Some other species have moved onto the Fish to Eat list, meaning they can be eaten in the knowledge that they are from sustainable stocks. Haddock from Iceland, and coalfish both move onto the list, as do herring, pelagic trawled in the Irish Sea.
In recent years, bass has become a restaurant favourite, but because it is not classed as a commercial species it does not have a quota, and with no limit to how much can be taken, the stock is now being over-fished.
Trawled and gillnet caught bass are both rated 5 on the MCS Fish to Avoid list – the lowest rating possible, whilst bass caught by handline are now rated as a fish to eat occasionally, and remains the most selective and sustainable fishery for wild-caught fish. Nevertheless, you can find guilt-free bass – UK bass, farmed in land-based tanks is on the Fish to Eat List and rated 1 – the most sustainable choice for this tasty fish.
Meanwhile various open and club matches continue to find enough cod to weigh in. Chris Stringer won a Whitley Bay club match with four cod for a total of 8lb 15oz taken from the Pipe. Second placed Paul Brown had two weighing in at 5½lb, including the heaviest fish of 4¼lb, and Dave Airey finished third with four for 4lb 6oz. Another S.B.R.A.A.C. Match saw Gary Wilson win with four cod totalling 8lb 1oz, the best weighing 3lb 15oz, taken at Rocky Island. A second Blyth match saw joint winners, G. Knox win with six cod for a total weight of 8lb 6oz and P. Smith who had three cod, the best 4lb, two whiting and a single flounder in his bag.
Seaton Sluice A.C. also got among the fish with nine out of the 13 anglers weighing in. Mal McIntyre had 12 fish for 12lb 15oz ahead of Dave Crudas with three totalling 7¾lb, and Ivan Stott with five weighing 7lb 7oz. A Tynemouth Winter League match saw some good mixed bags landed. Steve Hardy had six cod, including the heaviest fish of 4lb 15oz, and a pouting for a total of 11¼lb to win the event. Steve Harper, in second, had four cod and a pouting for 10¼lb, third placed Brad Hill had two cod, including the heaviest of 6lb 10oz and a single coalie totalling 9lb 5oz and Mick Davis took fourth with 8lb 14oz. Cod are also starting to move onto the Durham beaches with a nighttime session the most productive. Mark Hanson had a nice brace of cod weighing 8lb 2oz and 6lb taken at Boaties Bay during a recent pleasure session.
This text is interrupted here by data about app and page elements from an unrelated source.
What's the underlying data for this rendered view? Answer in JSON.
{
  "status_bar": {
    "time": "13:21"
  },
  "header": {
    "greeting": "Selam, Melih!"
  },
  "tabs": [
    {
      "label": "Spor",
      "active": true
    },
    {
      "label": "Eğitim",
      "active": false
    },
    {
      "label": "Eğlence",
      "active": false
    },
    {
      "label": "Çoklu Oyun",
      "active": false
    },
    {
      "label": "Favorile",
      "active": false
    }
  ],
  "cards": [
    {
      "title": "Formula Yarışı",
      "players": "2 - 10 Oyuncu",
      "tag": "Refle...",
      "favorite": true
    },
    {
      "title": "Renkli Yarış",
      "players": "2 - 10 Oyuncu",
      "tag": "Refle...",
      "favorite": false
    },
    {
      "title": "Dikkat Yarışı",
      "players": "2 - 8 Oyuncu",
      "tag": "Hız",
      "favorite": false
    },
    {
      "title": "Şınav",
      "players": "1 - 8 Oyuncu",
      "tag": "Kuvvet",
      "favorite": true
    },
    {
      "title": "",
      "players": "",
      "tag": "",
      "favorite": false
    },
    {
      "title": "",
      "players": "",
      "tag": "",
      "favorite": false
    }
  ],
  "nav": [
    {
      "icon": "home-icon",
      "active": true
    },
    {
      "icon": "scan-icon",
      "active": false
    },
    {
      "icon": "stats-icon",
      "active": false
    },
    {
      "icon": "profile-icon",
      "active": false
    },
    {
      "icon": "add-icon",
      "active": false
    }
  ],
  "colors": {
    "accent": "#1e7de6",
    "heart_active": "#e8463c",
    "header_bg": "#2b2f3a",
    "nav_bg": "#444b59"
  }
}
The Whitley Bay night time Open fished last Saturday in calm seas produced a good weigh in for the conditions with 21 out of the 81 competitors returning fish. The first prize of £250 went to Mark Christie with seven fish weighing 10¾lb taken from Cresswell, Chris Potts was just behind with eight fish for a total of 9lb 10oz, Kev Burton had five for 9lb 5oz, Paul Brown had seven for 9¼lb, Sean Hildrew had four weighing 8lb 5oz, and Ian Wandless had a single cod, which was the heaviest fish, of 7lb 5oz.
The next Seaham Badger Open is on Friday November 29th with fishing from 7pm until 11pm. Basic entry is £10 plus £1 pools, 100% pay out for the three heaviest fish. Contact Seaham clubhouse on 0191 5810321 for details.